No, I wasn’t working then. I hadn’t gone to work, no. [Laughter] But I remember taking the children. It was something new, you know. And we heard — what did they call them strikers?
Allen Tullos
The Flying Squadron?
Ila Hartsell Dodson
The Flying Squadron was coming into the mill village down here, and boy, I took them four children, and the woman next door said, “Come on, Dodson, let’s go down there.” And we went down there and was sitting across the street and saw them. They had sticks and everything, trying to get in that mill down there. I can remember that. And my husband was in there. But we stayed there till their daddy come out. And boy, he brought us home, too, because we didn’t have no business down there.
Allen Tullos
Which mill was that?
Ila Hartsell Dodson
Dunean Mill.
Allen Tullos
We’ll get that story when we get your side of it. So you do remember seeing that Flying Squadron?

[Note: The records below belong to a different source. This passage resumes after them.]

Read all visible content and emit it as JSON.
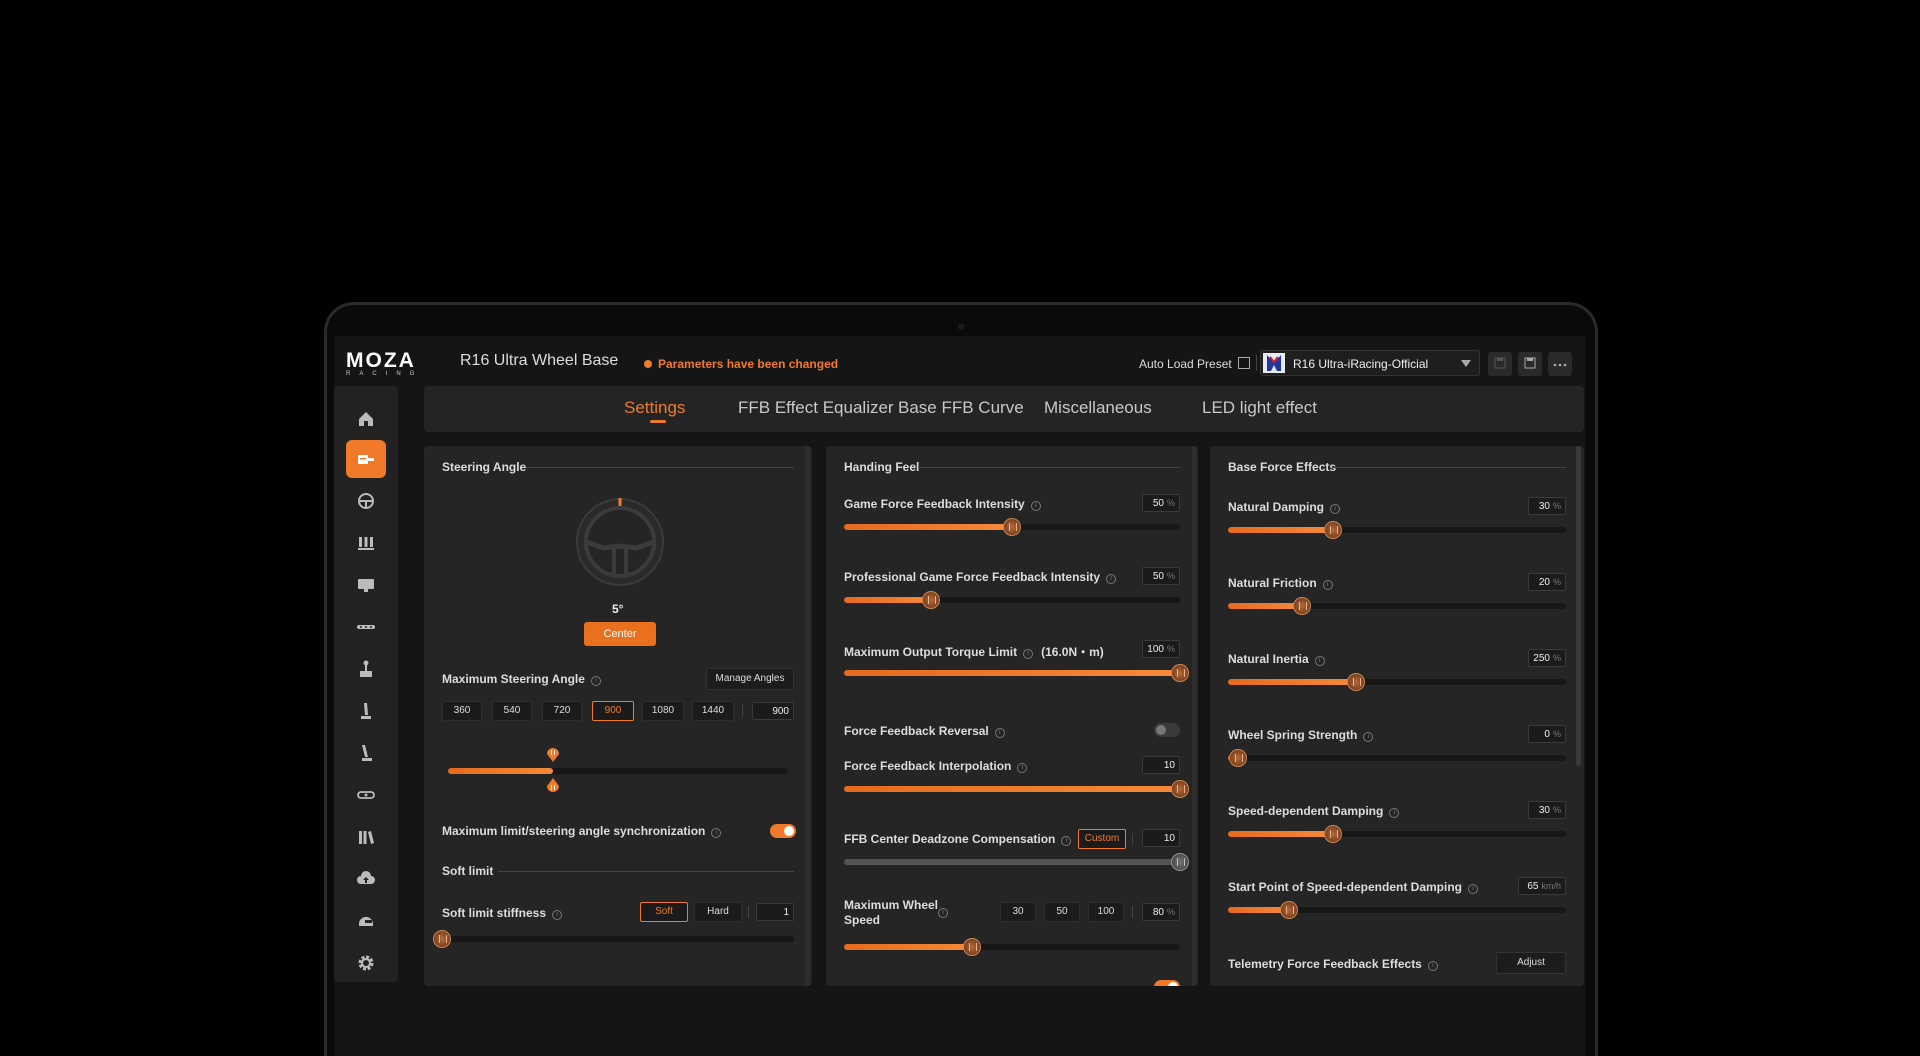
{
  "app": {
    "brand": "MOZA",
    "brand_sub": "RACING",
    "device_name": "R16 Ultra Wheel Base",
    "status_text": "Parameters have been changed",
    "auto_load_label": "Auto Load Preset",
    "preset_value": "R16 Ultra-iRacing-Official",
    "accent": "#f07a2a"
  },
  "sidebar": {
    "items": [
      {
        "name": "home-icon"
      },
      {
        "name": "wheelbase-icon",
        "active": true
      },
      {
        "name": "steering-wheel-icon"
      },
      {
        "name": "pedals-icon"
      },
      {
        "name": "dashboard-icon"
      },
      {
        "name": "led-bar-icon"
      },
      {
        "name": "shifter-icon"
      },
      {
        "name": "handbrake-icon"
      },
      {
        "name": "sequential-shifter-icon"
      },
      {
        "name": "button-box-icon"
      },
      {
        "name": "library-icon"
      },
      {
        "name": "cloud-upload-icon"
      },
      {
        "name": "helmet-icon"
      },
      {
        "name": "settings-icon"
      }
    ]
  },
  "tabs": {
    "items": [
      "Settings",
      "FFB Effect Equalizer",
      "Base FFB Curve",
      "Miscellaneous",
      "LED light effect"
    ],
    "active": 0
  },
  "steering": {
    "section_title": "Steering Angle",
    "current_angle": "5°",
    "center_label": "Center",
    "max_angle_label": "Maximum Steering Angle",
    "manage_label": "Manage Angles",
    "presets": [
      "360",
      "540",
      "720",
      "900",
      "1080",
      "1440"
    ],
    "selected_preset": "900",
    "custom_value": "900",
    "range_fraction": 0.31,
    "sync_label": "Maximum limit/steering angle synchronization",
    "sync_on": true,
    "soft_limit_title": "Soft limit",
    "stiffness_label": "Soft limit stiffness",
    "stiffness_options": [
      "Soft",
      "Hard"
    ],
    "stiffness_selected": "Soft",
    "stiffness_value": "1",
    "stiffness_fraction": 0.0
  },
  "handling": {
    "section_title": "Handing Feel",
    "game_ffb_label": "Game Force Feedback Intensity",
    "game_ffb_value": "50",
    "game_ffb_fraction": 0.5,
    "pro_ffb_label": "Professional Game Force Feedback Intensity",
    "pro_ffb_value": "50",
    "pro_ffb_fraction": 0.26,
    "torque_label": "Maximum Output Torque Limit",
    "torque_extra": "(16.0N・m)",
    "torque_value": "100",
    "torque_fraction": 1.0,
    "reversal_label": "Force Feedback Reversal",
    "reversal_on": false,
    "interp_label": "Force Feedback Interpolation",
    "interp_value": "10",
    "interp_fraction": 1.0,
    "deadzone_label": "FFB Center Deadzone Compensation",
    "deadzone_mode": "Custom",
    "deadzone_value": "10",
    "deadzone_fraction": 1.0,
    "wheelspeed_label_1": "Maximum Wheel",
    "wheelspeed_label_2": "Speed",
    "wheelspeed_options": [
      "30",
      "50",
      "100"
    ],
    "wheelspeed_value": "80",
    "wheelspeed_fraction": 0.38,
    "unit_percent": "%"
  },
  "base_effects": {
    "section_title": "Base Force Effects",
    "damping_label": "Natural Damping",
    "damping_value": "30",
    "damping_fraction": 0.31,
    "friction_label": "Natural Friction",
    "friction_value": "20",
    "friction_fraction": 0.22,
    "inertia_label": "Natural Inertia",
    "inertia_value": "250",
    "inertia_fraction": 0.38,
    "spring_label": "Wheel Spring Strength",
    "spring_value": "0",
    "spring_fraction": 0.03,
    "speed_damping_label": "Speed-dependent Damping",
    "speed_damping_value": "30",
    "speed_damping_fraction": 0.31,
    "start_point_label": "Start Point of Speed-dependent Damping",
    "start_point_value": "65",
    "start_point_unit": "km/h",
    "start_point_fraction": 0.18,
    "telemetry_label": "Telemetry Force Feedback Effects",
    "adjust_label": "Adjust",
    "unit_percent": "%"
  }
}
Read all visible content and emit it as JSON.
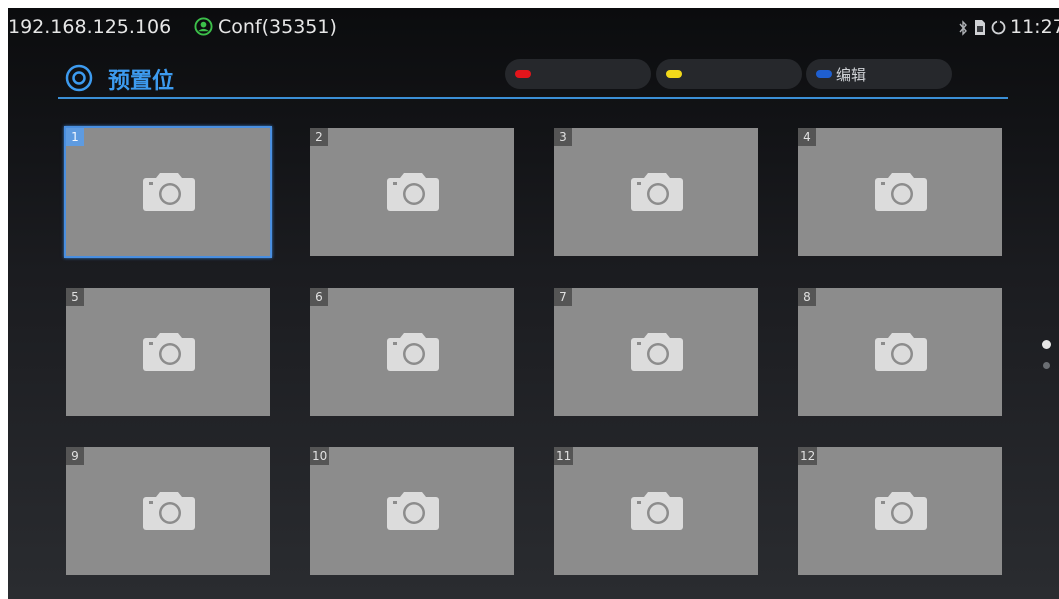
{
  "status_bar": {
    "ip": "192.168.125.106",
    "conf": "Conf(35351)",
    "time": "11:27",
    "icons": [
      "account-icon",
      "bluetooth-icon",
      "sim-icon",
      "sync-icon"
    ]
  },
  "header": {
    "title": "预置位",
    "logo_icon": "preset-logo-icon",
    "keys": [
      {
        "color_name": "red",
        "color": "#e3151b",
        "label": ""
      },
      {
        "color_name": "yellow",
        "color": "#f2d81a",
        "label": ""
      },
      {
        "color_name": "blue",
        "color": "#1f5fd0",
        "label": "编辑"
      }
    ]
  },
  "presets": [
    {
      "number": "1",
      "selected": true,
      "icon": "camera-icon"
    },
    {
      "number": "2",
      "selected": false,
      "icon": "camera-icon"
    },
    {
      "number": "3",
      "selected": false,
      "icon": "camera-icon"
    },
    {
      "number": "4",
      "selected": false,
      "icon": "camera-icon"
    },
    {
      "number": "5",
      "selected": false,
      "icon": "camera-icon"
    },
    {
      "number": "6",
      "selected": false,
      "icon": "camera-icon"
    },
    {
      "number": "7",
      "selected": false,
      "icon": "camera-icon"
    },
    {
      "number": "8",
      "selected": false,
      "icon": "camera-icon"
    },
    {
      "number": "9",
      "selected": false,
      "icon": "camera-icon"
    },
    {
      "number": "10",
      "selected": false,
      "icon": "camera-icon"
    },
    {
      "number": "11",
      "selected": false,
      "icon": "camera-icon"
    },
    {
      "number": "12",
      "selected": false,
      "icon": "camera-icon"
    }
  ],
  "pagination": {
    "pages": 2,
    "current": 1
  },
  "colors": {
    "accent": "#3d9bef",
    "tile_bg": "#8c8c8c"
  }
}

Ila Hartsell Dodson
Oh, yes.
Allen Tullos
What did you all think about them and what they were doing?
Ila Hartsell Dodson
My husband didn’t join a union. They come and knocked on his door early one morning, wanted him to go down to the mill and picket down there or do something. But he didn’t get up and go. He didn’t have nothing to do with them, he just stayed home.
Allen Tullos
What was your opinion of the union back then?
Ila Hartsell Dodson
Same as it is now. I’m not in favor of it.
Allen Tullos
Why not?
Ila Hartsell Dodson
Because it’s nothing but trouble. No good in it. That’s right.
Allen Tullos
You didn’t see any advantages that the workers would have had…
Ila Hartsell Dodson
No.